Histories written about the Underground Railroad and the activism of Harriet Tubman and Sojourner Truth often serve as a source of pride and recognition of the courage and ingenuity of black women in American history. But at the same time, that astonishing "secret" system and those brave women are only a part of a much larger story about black women's activism in New York state. In this talk, Dr. Jennifer Thompson Burns will discuss the rich activist tradition of black women in Troy, NY, who mobilized to uplift the free black community and abolish slavery in America, preceding the American Civil War.

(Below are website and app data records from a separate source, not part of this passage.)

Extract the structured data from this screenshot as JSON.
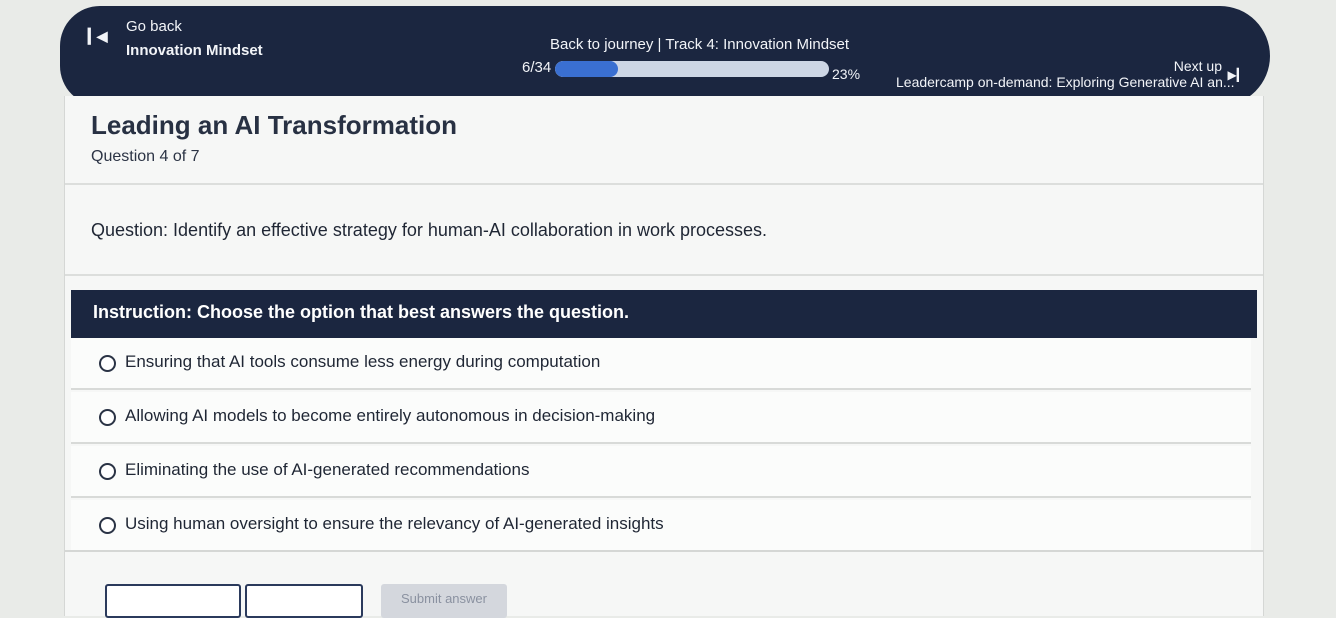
{
  "header": {
    "go_back": "Go back",
    "course_name": "Innovation Mindset",
    "track_info": "Back to journey  |  Track 4: Innovation Mindset",
    "progress_count": "6/34",
    "progress_percent": "23%",
    "progress_value": 0.23,
    "next_up_label": "Next up",
    "next_up_title": "Leadercamp on-demand: Exploring Generative AI an..."
  },
  "quiz": {
    "title": "Leading an AI Transformation",
    "question_count": "Question 4 of 7",
    "question": "Question: Identify an effective strategy for human-AI collaboration in work processes.",
    "instruction": "Instruction: Choose the option that best answers the question.",
    "options": [
      "Ensuring that AI tools consume less energy during computation",
      "Allowing AI models to become entirely autonomous in decision-making",
      "Eliminating the use of AI-generated recommendations",
      "Using human oversight to ensure the relevancy of AI-generated insights"
    ]
  },
  "actions": {
    "submit_label": "Submit answer"
  },
  "colors": {
    "header_bg": "#1b2640",
    "progress_fill": "#3a6fd1",
    "panel_bg": "#f6f7f6"
  },
  "icons": {
    "back": "skip-back-icon",
    "next": "skip-next-icon",
    "option": "radio-icon"
  }
}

Dr. Jennifer Thompson Burns earned her Ph.D. in American History at the University at Albany, SUNY, with a concentration in African American history, Abolition, and Nineteenth-century Global History. Her dissertation, "Black Trojans: The Grassroots Abolition Campaign of the Free Black Community in Troy, NY before 1861," was awarded the SUNY Albany 2019 Distinguished Dissertation Award. Dr. Burns is a Lecturer in the Department of Africana Studies at SUNY Albany and a frequent panelist on NPR's The Roundtable.